(What is required): Quote the records below in full, exactly as given, with the images taken out.

(Page and application data records)

☆ ☆ ☆ ☆ ☆ ☆ ☆

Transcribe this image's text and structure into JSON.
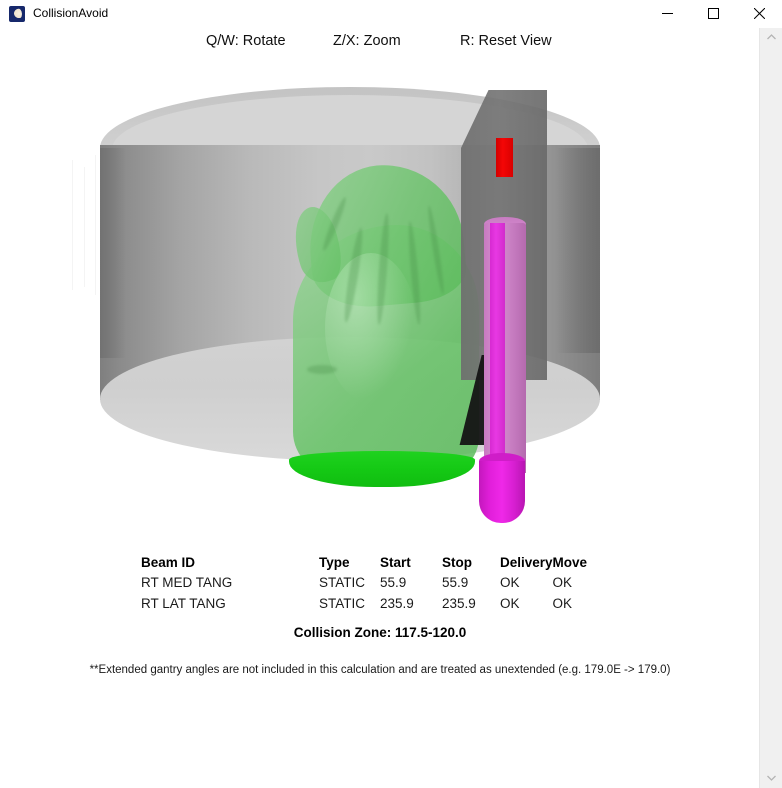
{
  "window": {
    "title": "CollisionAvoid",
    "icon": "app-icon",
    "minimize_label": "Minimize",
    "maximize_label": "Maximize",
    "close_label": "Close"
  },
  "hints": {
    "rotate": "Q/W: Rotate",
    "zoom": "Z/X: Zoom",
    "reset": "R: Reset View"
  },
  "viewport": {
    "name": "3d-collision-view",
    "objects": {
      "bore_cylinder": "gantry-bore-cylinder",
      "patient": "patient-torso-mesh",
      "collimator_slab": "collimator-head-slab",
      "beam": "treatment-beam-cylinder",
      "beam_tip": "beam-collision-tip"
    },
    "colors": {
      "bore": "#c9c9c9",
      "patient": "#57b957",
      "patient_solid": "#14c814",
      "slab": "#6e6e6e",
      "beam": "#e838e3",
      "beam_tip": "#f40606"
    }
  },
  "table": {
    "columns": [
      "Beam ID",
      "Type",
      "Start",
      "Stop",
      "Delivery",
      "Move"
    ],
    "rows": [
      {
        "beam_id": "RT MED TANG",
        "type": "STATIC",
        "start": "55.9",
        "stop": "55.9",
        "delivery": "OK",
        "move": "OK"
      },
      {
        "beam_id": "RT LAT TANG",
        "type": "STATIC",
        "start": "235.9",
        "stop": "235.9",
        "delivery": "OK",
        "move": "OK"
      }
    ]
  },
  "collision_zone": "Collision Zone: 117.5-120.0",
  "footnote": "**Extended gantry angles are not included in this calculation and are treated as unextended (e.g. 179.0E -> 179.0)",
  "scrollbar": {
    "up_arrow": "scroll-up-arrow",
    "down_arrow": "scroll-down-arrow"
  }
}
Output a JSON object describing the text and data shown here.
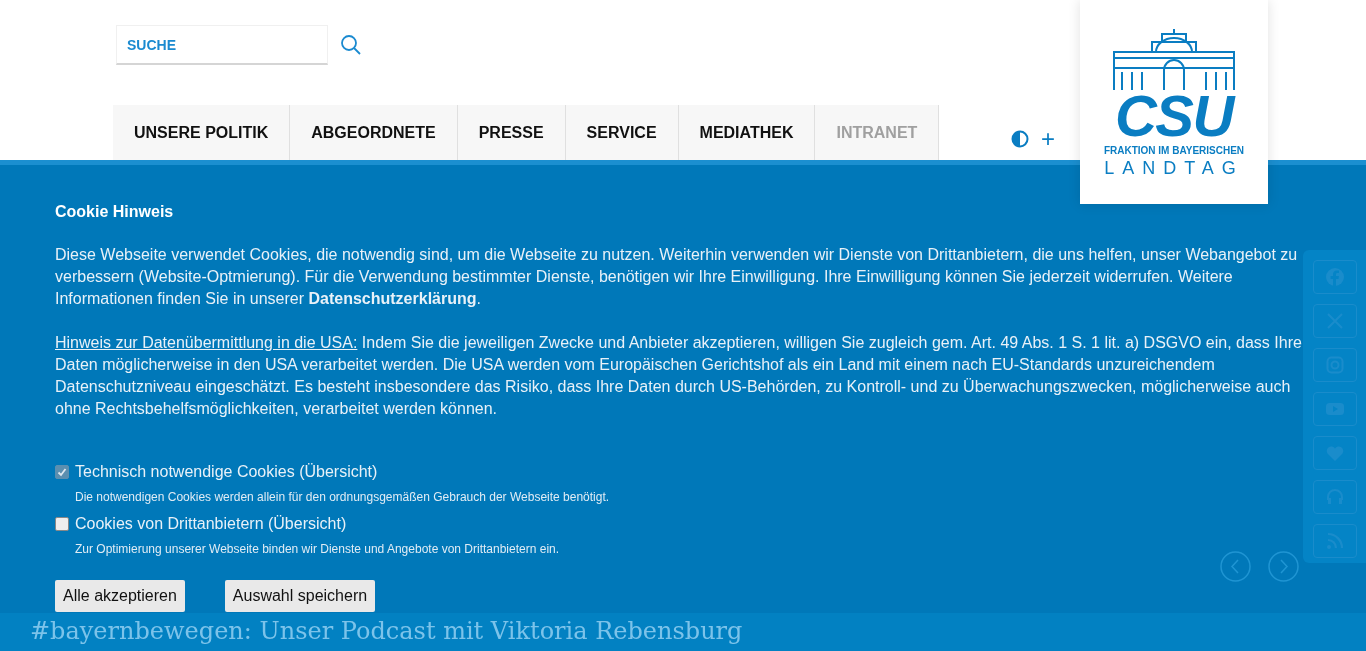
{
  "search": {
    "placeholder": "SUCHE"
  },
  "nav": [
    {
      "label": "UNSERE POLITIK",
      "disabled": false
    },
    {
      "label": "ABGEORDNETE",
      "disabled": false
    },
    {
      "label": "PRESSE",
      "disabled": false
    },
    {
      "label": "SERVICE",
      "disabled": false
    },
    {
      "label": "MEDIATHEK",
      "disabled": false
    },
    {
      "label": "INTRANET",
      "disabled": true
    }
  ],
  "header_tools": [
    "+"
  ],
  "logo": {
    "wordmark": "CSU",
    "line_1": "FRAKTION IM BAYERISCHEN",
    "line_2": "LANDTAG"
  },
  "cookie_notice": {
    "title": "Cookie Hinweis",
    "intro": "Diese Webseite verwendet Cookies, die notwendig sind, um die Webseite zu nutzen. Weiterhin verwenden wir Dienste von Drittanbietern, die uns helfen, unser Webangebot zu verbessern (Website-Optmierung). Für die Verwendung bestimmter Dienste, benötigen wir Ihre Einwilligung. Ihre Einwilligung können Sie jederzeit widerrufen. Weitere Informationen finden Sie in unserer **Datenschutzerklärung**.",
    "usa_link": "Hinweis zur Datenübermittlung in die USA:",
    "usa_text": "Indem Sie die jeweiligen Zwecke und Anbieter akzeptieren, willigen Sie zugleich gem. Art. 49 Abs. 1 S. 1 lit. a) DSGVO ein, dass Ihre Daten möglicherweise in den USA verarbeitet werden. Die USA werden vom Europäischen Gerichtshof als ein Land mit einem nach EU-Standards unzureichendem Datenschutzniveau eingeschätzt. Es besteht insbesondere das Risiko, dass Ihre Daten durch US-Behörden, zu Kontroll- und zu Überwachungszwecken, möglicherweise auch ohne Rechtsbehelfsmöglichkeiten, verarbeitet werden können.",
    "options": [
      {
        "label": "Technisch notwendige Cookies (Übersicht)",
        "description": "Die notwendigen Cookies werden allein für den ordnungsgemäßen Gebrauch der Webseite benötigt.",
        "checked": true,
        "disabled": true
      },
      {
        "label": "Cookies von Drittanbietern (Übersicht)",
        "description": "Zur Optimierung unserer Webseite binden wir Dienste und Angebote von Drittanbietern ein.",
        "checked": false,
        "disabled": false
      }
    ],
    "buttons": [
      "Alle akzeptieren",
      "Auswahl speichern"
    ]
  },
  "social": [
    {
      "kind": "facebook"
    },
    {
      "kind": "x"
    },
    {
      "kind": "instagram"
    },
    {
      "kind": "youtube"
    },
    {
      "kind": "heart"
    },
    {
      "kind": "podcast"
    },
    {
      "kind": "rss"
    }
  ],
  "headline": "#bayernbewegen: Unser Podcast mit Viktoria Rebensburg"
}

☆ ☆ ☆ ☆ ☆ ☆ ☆

(Written response):
Transcribe this image's text and structure into JSON.
{
  "window": {
    "title": "CollisionAvoid",
    "icon": "app-icon",
    "minimize_label": "Minimize",
    "maximize_label": "Maximize",
    "close_label": "Close"
  },
  "hints": {
    "rotate": "Q/W: Rotate",
    "zoom": "Z/X: Zoom",
    "reset": "R: Reset View"
  },
  "viewport": {
    "name": "3d-collision-view",
    "objects": {
      "bore_cylinder": "gantry-bore-cylinder",
      "patient": "patient-torso-mesh",
      "collimator_slab": "collimator-head-slab",
      "beam": "treatment-beam-cylinder",
      "beam_tip": "beam-collision-tip"
    },
    "colors": {
      "bore": "#c9c9c9",
      "patient": "#57b957",
      "patient_solid": "#14c814",
      "slab": "#6e6e6e",
      "beam": "#e838e3",
      "beam_tip": "#f40606"
    }
  },
  "table": {
    "columns": [
      "Beam ID",
      "Type",
      "Start",
      "Stop",
      "Delivery",
      "Move"
    ],
    "rows": [
      {
        "beam_id": "RT MED TANG",
        "type": "STATIC",
        "start": "55.9",
        "stop": "55.9",
        "delivery": "OK",
        "move": "OK"
      },
      {
        "beam_id": "RT LAT TANG",
        "type": "STATIC",
        "start": "235.9",
        "stop": "235.9",
        "delivery": "OK",
        "move": "OK"
      }
    ]
  },
  "collision_zone": "Collision Zone: 117.5-120.0",
  "footnote": "**Extended gantry angles are not included in this calculation and are treated as unextended (e.g. 179.0E -> 179.0)",
  "scrollbar": {
    "up_arrow": "scroll-up-arrow",
    "down_arrow": "scroll-down-arrow"
  }
}
Output a JSON object describing the text and data shown here.
{
  "search": {
    "placeholder": "SUCHE"
  },
  "nav": [
    {
      "label": "UNSERE POLITIK",
      "disabled": false
    },
    {
      "label": "ABGEORDNETE",
      "disabled": false
    },
    {
      "label": "PRESSE",
      "disabled": false
    },
    {
      "label": "SERVICE",
      "disabled": false
    },
    {
      "label": "MEDIATHEK",
      "disabled": false
    },
    {
      "label": "INTRANET",
      "disabled": true
    }
  ],
  "header_tools": [
    "+"
  ],
  "logo": {
    "wordmark": "CSU",
    "line_1": "FRAKTION IM BAYERISCHEN",
    "line_2": "LANDTAG"
  },
  "cookie_notice": {
    "title": "Cookie Hinweis",
    "intro": "Diese Webseite verwendet Cookies, die notwendig sind, um die Webseite zu nutzen. Weiterhin verwenden wir Dienste von Drittanbietern, die uns helfen, unser Webangebot zu verbessern (Website-Optmierung). Für die Verwendung bestimmter Dienste, benötigen wir Ihre Einwilligung. Ihre Einwilligung können Sie jederzeit widerrufen. Weitere Informationen finden Sie in unserer **Datenschutzerklärung**.",
    "usa_link": "Hinweis zur Datenübermittlung in die USA:",
    "usa_text": "Indem Sie die jeweiligen Zwecke und Anbieter akzeptieren, willigen Sie zugleich gem. Art. 49 Abs. 1 S. 1 lit. a) DSGVO ein, dass Ihre Daten möglicherweise in den USA verarbeitet werden. Die USA werden vom Europäischen Gerichtshof als ein Land mit einem nach EU-Standards unzureichendem Datenschutzniveau eingeschätzt. Es besteht insbesondere das Risiko, dass Ihre Daten durch US-Behörden, zu Kontroll- und zu Überwachungszwecken, möglicherweise auch ohne Rechtsbehelfsmöglichkeiten, verarbeitet werden können.",
    "options": [
      {
        "label": "Technisch notwendige Cookies (Übersicht)",
        "description": "Die notwendigen Cookies werden allein für den ordnungsgemäßen Gebrauch der Webseite benötigt.",
        "checked": true,
        "disabled": true
      },
      {
        "label": "Cookies von Drittanbietern (Übersicht)",
        "description": "Zur Optimierung unserer Webseite binden wir Dienste und Angebote von Drittanbietern ein.",
        "checked": false,
        "disabled": false
      }
    ],
    "buttons": [
      "Alle akzeptieren",
      "Auswahl speichern"
    ]
  },
  "social": [
    {
      "kind": "facebook"
    },
    {
      "kind": "x"
    },
    {
      "kind": "instagram"
    },
    {
      "kind": "youtube"
    },
    {
      "kind": "heart"
    },
    {
      "kind": "podcast"
    },
    {
      "kind": "rss"
    }
  ],
  "headline": "#bayernbewegen: Unser Podcast mit Viktoria Rebensburg"
}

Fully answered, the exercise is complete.